The last CEO named Mayer to anger employees about working conditions as much as Yahoo CEO Marissa Mayer has angered hers was probably Louis B. Mayer of MGM. He once interrupted a meeting between studio head Irving Thalberg and the Marx Brothers (see picture). Mayer kept Thalberg so long that by the time Thalberg returned to his office, the comedians had stripped off all their clothes and started roasting potatoes in his fireplace.
For those who have missed the raging firestorm over Silicon Valley, here’s a recap. Marissa Mayer decided that the way to reinvigorate her yawing company was to … wait for it … rescind telecommuting privileges. No more working at home – collaboration, in Mayer’s eyes, is only possible face-to-face.
Could the irony scream any louder? Here’s an Internet company, sitting on top of an opportunity to make connectivity and productivity easier through the hands-on experience of its employees, and its CEO is saying they have to be in the office. I fully expect the Onion to publish a story in the next few days proclaiming that Mayer has dictated that employees can’t leave the building at all, even to go home. The article will say that she has replaced contracts with jail terms, cubicles with cells, and receptionists with prison guards.

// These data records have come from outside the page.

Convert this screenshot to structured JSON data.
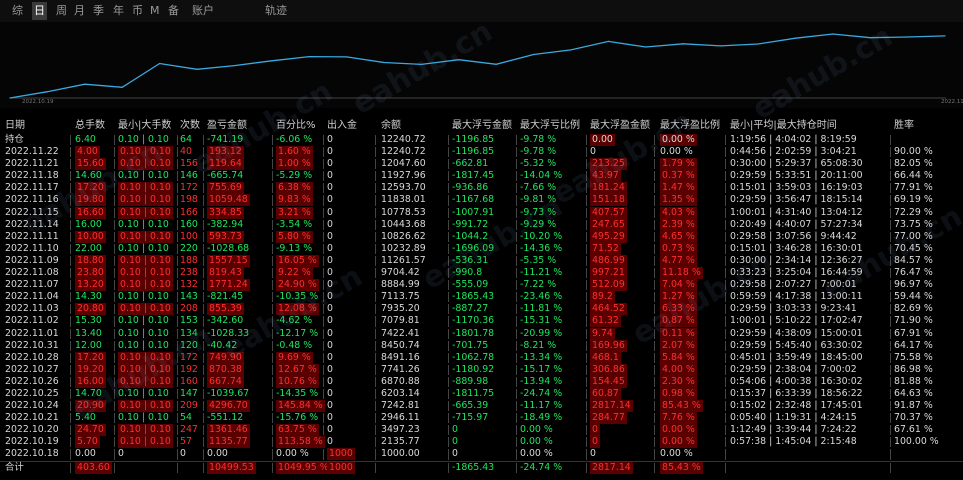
{
  "toolbar": {
    "tabs": [
      "综",
      "日",
      "周",
      "月",
      "季",
      "年",
      "币",
      "M",
      "备",
      "账户"
    ],
    "active_index": 1,
    "title": "轨迹"
  },
  "chart_data": {
    "type": "line",
    "x": [
      "2022.10.18",
      "2022.10.19",
      "2022.10.20",
      "2022.10.21",
      "2022.10.24",
      "2022.10.25",
      "2022.10.26",
      "2022.10.27",
      "2022.10.28",
      "2022.10.31",
      "2022.11.01",
      "2022.11.02",
      "2022.11.03",
      "2022.11.04",
      "2022.11.07",
      "2022.11.08",
      "2022.11.09",
      "2022.11.10",
      "2022.11.11",
      "2022.11.14",
      "2022.11.15",
      "2022.11.16",
      "2022.11.17",
      "2022.11.18",
      "2022.11.21",
      "2022.11.22"
    ],
    "values": [
      1000,
      2135.77,
      3497.23,
      2946.11,
      7242.81,
      6203.14,
      6870.88,
      7741.26,
      8491.16,
      8450.74,
      7422.41,
      7079.81,
      7935.2,
      7113.75,
      8884.99,
      9704.42,
      11261.57,
      10232.89,
      10826.62,
      10443.68,
      10778.53,
      11838.01,
      12593.7,
      11927.96,
      12047.6,
      12240.72
    ],
    "x_tick_labels": [
      "2022.10.19",
      "2022.11.22"
    ],
    "color": "#3aa9e0"
  },
  "table": {
    "headers": [
      "日期",
      "总手数",
      "最小|大手数",
      "次数",
      "盈亏金额",
      "百分比%",
      "出入金",
      "余额",
      "最大浮亏金额",
      "最大浮亏比例",
      "最大浮盈金额",
      "最大浮盈比例",
      "最小|平均|最大持仓时间",
      "胜率"
    ],
    "rows": [
      {
        "date": "持仓",
        "c": [
          "6.40",
          "0.10 | 0.10",
          "64",
          "-741.19",
          "-6.06 %",
          "0",
          "12240.72",
          "-1196.85",
          "-9.78 %",
          "0.00",
          "0.00 %",
          "1:19:56 | 4:04:02 | 8:19:59",
          ""
        ],
        "color": "g",
        "bg": false
      },
      {
        "date": "2022.11.22",
        "c": [
          "4.00",
          "0.10 | 0.10",
          "40",
          "193.12",
          "1.60 %",
          "0",
          "12240.72",
          "-1196.85",
          "-9.78 %",
          "0",
          "0.00 %",
          "0:44:56 | 2:02:59 | 3:04:21",
          "90.00 %"
        ],
        "color": "r",
        "bg": false
      },
      {
        "date": "2022.11.21",
        "c": [
          "15.60",
          "0.10 | 0.10",
          "156",
          "119.64",
          "1.00 %",
          "0",
          "12047.60",
          "-662.81",
          "-5.32 %",
          "213.25",
          "1.79 %",
          "0:30:00 | 5:29:37 | 65:08:30",
          "82.05 %"
        ],
        "color": "r",
        "bg": false
      },
      {
        "date": "2022.11.18",
        "c": [
          "14.60",
          "0.10 | 0.10",
          "146",
          "-665.74",
          "-5.29 %",
          "0",
          "11927.96",
          "-1817.45",
          "-14.04 %",
          "43.97",
          "0.37 %",
          "0:29:59 | 5:33:51 | 20:11:00",
          "66.44 %"
        ],
        "color": "g",
        "bg": false
      },
      {
        "date": "2022.11.17",
        "c": [
          "17.20",
          "0.10 | 0.10",
          "172",
          "755.69",
          "6.38 %",
          "0",
          "12593.70",
          "-936.86",
          "-7.66 %",
          "181.24",
          "1.47 %",
          "0:15:01 | 3:59:03 | 16:19:03",
          "77.91 %"
        ],
        "color": "r",
        "bg": false
      },
      {
        "date": "2022.11.16",
        "c": [
          "19.80",
          "0.10 | 0.10",
          "198",
          "1059.48",
          "9.83 %",
          "0",
          "11838.01",
          "-1167.68",
          "-9.81 %",
          "151.18",
          "1.35 %",
          "0:29:59 | 3:56:47 | 18:15:14",
          "69.19 %"
        ],
        "color": "r",
        "bg": false
      },
      {
        "date": "2022.11.15",
        "c": [
          "16.60",
          "0.10 | 0.10",
          "166",
          "334.85",
          "3.21 %",
          "0",
          "10778.53",
          "-1007.91",
          "-9.73 %",
          "407.57",
          "4.03 %",
          "1:00:01 | 4:31:40 | 13:04:12",
          "72.29 %"
        ],
        "color": "r",
        "bg": false
      },
      {
        "date": "2022.11.14",
        "c": [
          "16.00",
          "0.10 | 0.10",
          "160",
          "-382.94",
          "-3.54 %",
          "0",
          "10443.68",
          "-991.72",
          "-9.29 %",
          "247.65",
          "2.39 %",
          "0:20:49 | 4:40:07 | 57:27:34",
          "73.75 %"
        ],
        "color": "g",
        "bg": false
      },
      {
        "date": "2022.11.11",
        "c": [
          "10.00",
          "0.10 | 0.10",
          "100",
          "593.73",
          "5.80 %",
          "0",
          "10826.62",
          "-1044.2",
          "-10.20 %",
          "495.29",
          "4.65 %",
          "0:29:58 | 3:07:56 | 9:44:42",
          "77.00 %"
        ],
        "color": "r",
        "bg": false
      },
      {
        "date": "2022.11.10",
        "c": [
          "22.00",
          "0.10 | 0.10",
          "220",
          "-1028.68",
          "-9.13 %",
          "0",
          "10232.89",
          "-1696.09",
          "-14.36 %",
          "71.52",
          "0.73 %",
          "0:15:01 | 3:46:28 | 16:30:01",
          "70.45 %"
        ],
        "color": "g",
        "bg": false
      },
      {
        "date": "2022.11.09",
        "c": [
          "18.80",
          "0.10 | 0.10",
          "188",
          "1557.15",
          "16.05 %",
          "0",
          "11261.57",
          "-536.31",
          "-5.35 %",
          "486.99",
          "4.77 %",
          "0:30:00 | 2:34:14 | 12:36:27",
          "84.57 %"
        ],
        "color": "r",
        "bg": false
      },
      {
        "date": "2022.11.08",
        "c": [
          "23.80",
          "0.10 | 0.10",
          "238",
          "819.43",
          "9.22 %",
          "0",
          "9704.42",
          "-990.8",
          "-11.21 %",
          "997.21",
          "11.18 %",
          "0:33:23 | 3:25:04 | 16:44:59",
          "76.47 %"
        ],
        "color": "r",
        "bg": false
      },
      {
        "date": "2022.11.07",
        "c": [
          "13.20",
          "0.10 | 0.10",
          "132",
          "1771.24",
          "24.90 %",
          "0",
          "8884.99",
          "-555.09",
          "-7.22 %",
          "512.09",
          "7.04 %",
          "0:29:58 | 2:07:27 | 7:00:01",
          "96.97 %"
        ],
        "color": "r",
        "bg": false
      },
      {
        "date": "2022.11.04",
        "c": [
          "14.30",
          "0.10 | 0.10",
          "143",
          "-821.45",
          "-10.35 %",
          "0",
          "7113.75",
          "-1865.43",
          "-23.46 %",
          "89.2",
          "1.27 %",
          "0:59:59 | 4:17:38 | 13:00:11",
          "59.44 %"
        ],
        "color": "g",
        "bg": false
      },
      {
        "date": "2022.11.03",
        "c": [
          "20.80",
          "0.10 | 0.10",
          "208",
          "855.39",
          "12.08 %",
          "0",
          "7935.20",
          "-887.27",
          "-11.81 %",
          "464.52",
          "6.33 %",
          "0:29:59 | 3:03:33 | 9:23:41",
          "82.69 %"
        ],
        "color": "r",
        "bg": false
      },
      {
        "date": "2022.11.02",
        "c": [
          "15.30",
          "0.10 | 0.10",
          "153",
          "-342.60",
          "-4.62 %",
          "0",
          "7079.81",
          "-1170.36",
          "-15.31 %",
          "61.32",
          "0.87 %",
          "1:00:01 | 5:10:22 | 17:02:47",
          "71.90 %"
        ],
        "color": "g",
        "bg": false
      },
      {
        "date": "2022.11.01",
        "c": [
          "13.40",
          "0.10 | 0.10",
          "134",
          "-1028.33",
          "-12.17 %",
          "0",
          "7422.41",
          "-1801.78",
          "-20.99 %",
          "9.74",
          "0.11 %",
          "0:29:59 | 4:38:09 | 15:00:01",
          "67.91 %"
        ],
        "color": "g",
        "bg": false
      },
      {
        "date": "2022.10.31",
        "c": [
          "12.00",
          "0.10 | 0.10",
          "120",
          "-40.42",
          "-0.48 %",
          "0",
          "8450.74",
          "-701.75",
          "-8.21 %",
          "169.96",
          "2.07 %",
          "0:29:59 | 5:45:40 | 63:30:02",
          "64.17 %"
        ],
        "color": "g",
        "bg": false
      },
      {
        "date": "2022.10.28",
        "c": [
          "17.20",
          "0.10 | 0.10",
          "172",
          "749.90",
          "9.69 %",
          "0",
          "8491.16",
          "-1062.78",
          "-13.34 %",
          "468.1",
          "5.84 %",
          "0:45:01 | 3:59:49 | 18:45:00",
          "75.58 %"
        ],
        "color": "r",
        "bg": false
      },
      {
        "date": "2022.10.27",
        "c": [
          "19.20",
          "0.10 | 0.10",
          "192",
          "870.38",
          "12.67 %",
          "0",
          "7741.26",
          "-1180.92",
          "-15.17 %",
          "306.86",
          "4.00 %",
          "0:29:59 | 2:38:04 | 7:00:02",
          "86.98 %"
        ],
        "color": "r",
        "bg": false
      },
      {
        "date": "2022.10.26",
        "c": [
          "16.00",
          "0.10 | 0.10",
          "160",
          "667.74",
          "10.76 %",
          "0",
          "6870.88",
          "-889.98",
          "-13.94 %",
          "154.45",
          "2.30 %",
          "0:54:06 | 4:00:38 | 16:30:02",
          "81.88 %"
        ],
        "color": "r",
        "bg": false
      },
      {
        "date": "2022.10.25",
        "c": [
          "14.70",
          "0.10 | 0.10",
          "147",
          "-1039.67",
          "-14.35 %",
          "0",
          "6203.14",
          "-1811.75",
          "-24.74 %",
          "60.87",
          "0.98 %",
          "0:15:37 | 6:33:39 | 18:56:22",
          "64.63 %"
        ],
        "color": "g",
        "bg": false
      },
      {
        "date": "2022.10.24",
        "c": [
          "20.90",
          "0.10 | 0.10",
          "209",
          "4296.70",
          "145.84 %",
          "0",
          "7242.81",
          "-665.39",
          "-11.17 %",
          "2817.14",
          "85.43 %",
          "0:15:02 | 2:32:48 | 17:45:01",
          "91.87 %"
        ],
        "color": "r",
        "bg": false
      },
      {
        "date": "2022.10.21",
        "c": [
          "5.40",
          "0.10 | 0.10",
          "54",
          "-551.12",
          "-15.76 %",
          "0",
          "2946.11",
          "-715.97",
          "-18.49 %",
          "284.77",
          "7.76 %",
          "0:05:40 | 1:19:31 | 4:24:15",
          "70.37 %"
        ],
        "color": "g",
        "bg": false
      },
      {
        "date": "2022.10.20",
        "c": [
          "24.70",
          "0.10 | 0.10",
          "247",
          "1361.46",
          "63.75 %",
          "0",
          "3497.23",
          "0",
          "0.00 %",
          "0",
          "0.00 %",
          "1:12:49 | 3:39:44 | 7:24:22",
          "67.61 %"
        ],
        "color": "r",
        "bg": false
      },
      {
        "date": "2022.10.19",
        "c": [
          "5.70",
          "0.10 | 0.10",
          "57",
          "1135.77",
          "113.58 %",
          "0",
          "2135.77",
          "0",
          "0.00 %",
          "0",
          "0.00 %",
          "0:57:38 | 1:45:04 | 2:15:48",
          "100.00 %"
        ],
        "color": "r",
        "bg": false
      },
      {
        "date": "2022.10.18",
        "c": [
          "0.00",
          "0",
          "0",
          "0.00",
          "0.00 %",
          "1000",
          "1000.00",
          "0",
          "0.00 %",
          "0",
          "0.00 %",
          "",
          ""
        ],
        "color": "w",
        "bg": false
      },
      {
        "date": "合计",
        "c": [
          "403.60",
          "",
          "",
          "10499.53",
          "1049.95 %",
          "1000",
          "",
          "-1865.43",
          "-24.74 %",
          "2817.14",
          "85.43 %",
          "",
          ""
        ],
        "color": "total",
        "bg": true
      }
    ]
  },
  "colors": {
    "up": "#ff2e2e",
    "down": "#1ee65e",
    "line": "#3aa9e0",
    "panel": "#0e0e0e"
  },
  "watermark": "eahub.cn"
}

A lot of people are making this a gender issue (because Mayer is a woman) or a parenting issue (because she just had a baby and paid to have a nursery built next to her office). Speaking as someone who is neither a woman nor a parent, but rather a Silicon Valley worker (who just wrote on the topic of telecommuting), I can rationally say that it is nothing more than a productivity issue. As in, Mayer has just managed to kill any potential for it. If you own Yahoo stock, sell it now. Here are five reasons why.
Traffic. To get to Yahoo headquarters requires navigating two of the most congested freeways in the Bay Area. Yahoo offers bus service from San Francisco, but its busses don’t travel any faster in heavy traffic, because sometimes even the carpool lanes back up. Nor is public transportation Silicon Valley’s strong suit: the local light rail system serves Yahoo headquarters, but it moves so slowly it is sometimes no faster than driving. The time employees don’t spend in traffic they can spend working.

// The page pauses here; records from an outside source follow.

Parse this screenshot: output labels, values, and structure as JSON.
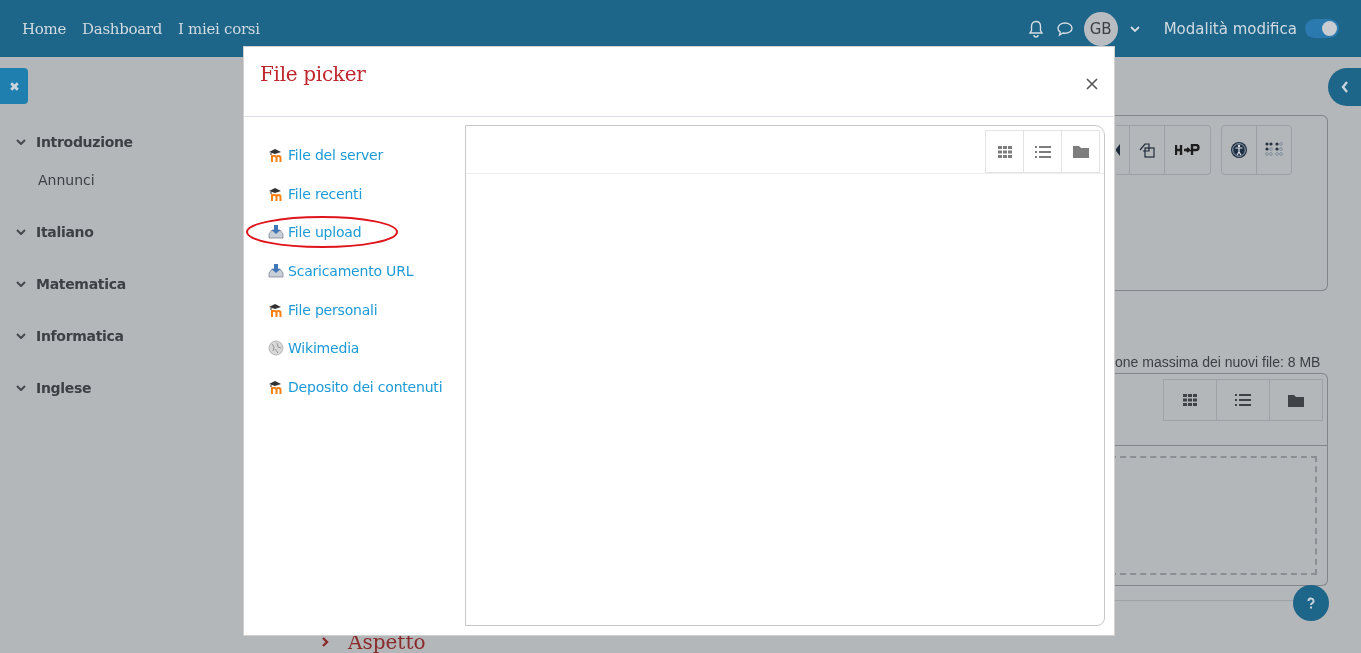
{
  "navbar": {
    "links": [
      "Home",
      "Dashboard",
      "I miei corsi"
    ],
    "avatar": "GB",
    "edit_mode": {
      "label": "Modalità modifica",
      "on": true
    }
  },
  "course_index": [
    {
      "title": "Introduzione",
      "expanded": true,
      "children": [
        {
          "title": "Annunci"
        }
      ]
    },
    {
      "title": "Italiano",
      "expanded": true
    },
    {
      "title": "Matematica",
      "expanded": true
    },
    {
      "title": "Informatica",
      "expanded": true
    },
    {
      "title": "Inglese",
      "expanded": true
    }
  ],
  "file_manager": {
    "note": "one massima dei nuovi file: 8 MB"
  },
  "section": {
    "title": "Aspetto",
    "expanded": false
  },
  "dialog": {
    "title": "File picker",
    "repositories": [
      {
        "label": "File del server",
        "kind": "moodle",
        "highlighted": false
      },
      {
        "label": "File recenti",
        "kind": "moodle",
        "highlighted": false
      },
      {
        "label": "File upload",
        "kind": "upload",
        "highlighted": true
      },
      {
        "label": "Scaricamento URL",
        "kind": "upload",
        "highlighted": false
      },
      {
        "label": "File personali",
        "kind": "moodle",
        "highlighted": false
      },
      {
        "label": "Wikimedia",
        "kind": "wikimedia",
        "highlighted": false
      },
      {
        "label": "Deposito dei contenuti",
        "kind": "moodle",
        "highlighted": false
      }
    ]
  }
}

Travel. Is Mayer also rescinding corporate travel? If not, does she no longer expect employees to actually work when they’re traveling? Or stay in touch with their teams? I know executives who travel more than they’re actually in their office. How are they supposed to collaborate?
Talk, informal. The kind of serendipitous insight that comes from informal chatting is highly over-rated. I once worked with a group of twenty-somethings who bragged that they consistently worked sixteen-hour days. No doubt they were in the office for that length of time, but they spent a healthy chunk of that time chatting. If they’d actually focused on work, they could have been out the door at four.
Talk, formal. I’ve also been in cubicle farms where the distraction from one conversation between two people can eradicate the productivity of six surrounding co-workers. Even people in offices have to contend with people “dropping by.” The only living things that interrupt me are my cats, and I still get more done in the first four hours of my day at home than I would over eight hours in an office.
Technology. The idea of technology company CEO who doesn’t understand how technology has advanced collaboration – through instant messaging, instant conferencing, video chat – without requiring anybody to be in the same building is scarifying. More important, technology allows this collaboration to happen anywhere around the globe. If Yahoo hires more employees (assuming anyone will want to work there after this), they’re not going to be in the same building. Imagine what Yahoo employees could learn about making online collaboration better by actually spending the day doing it.
Sometimes collaboration between immediate co-workers isn’t the problem. Sometimes it’s collaboration among many departments. So then what? Is everybody going to be crammed into the same building? Mark my words, this is going to go down in history as one of the stupidest CEO decisions ever, along with Qwikster, New Coke, the Edsel, and keeping the Marx Brothers waiting.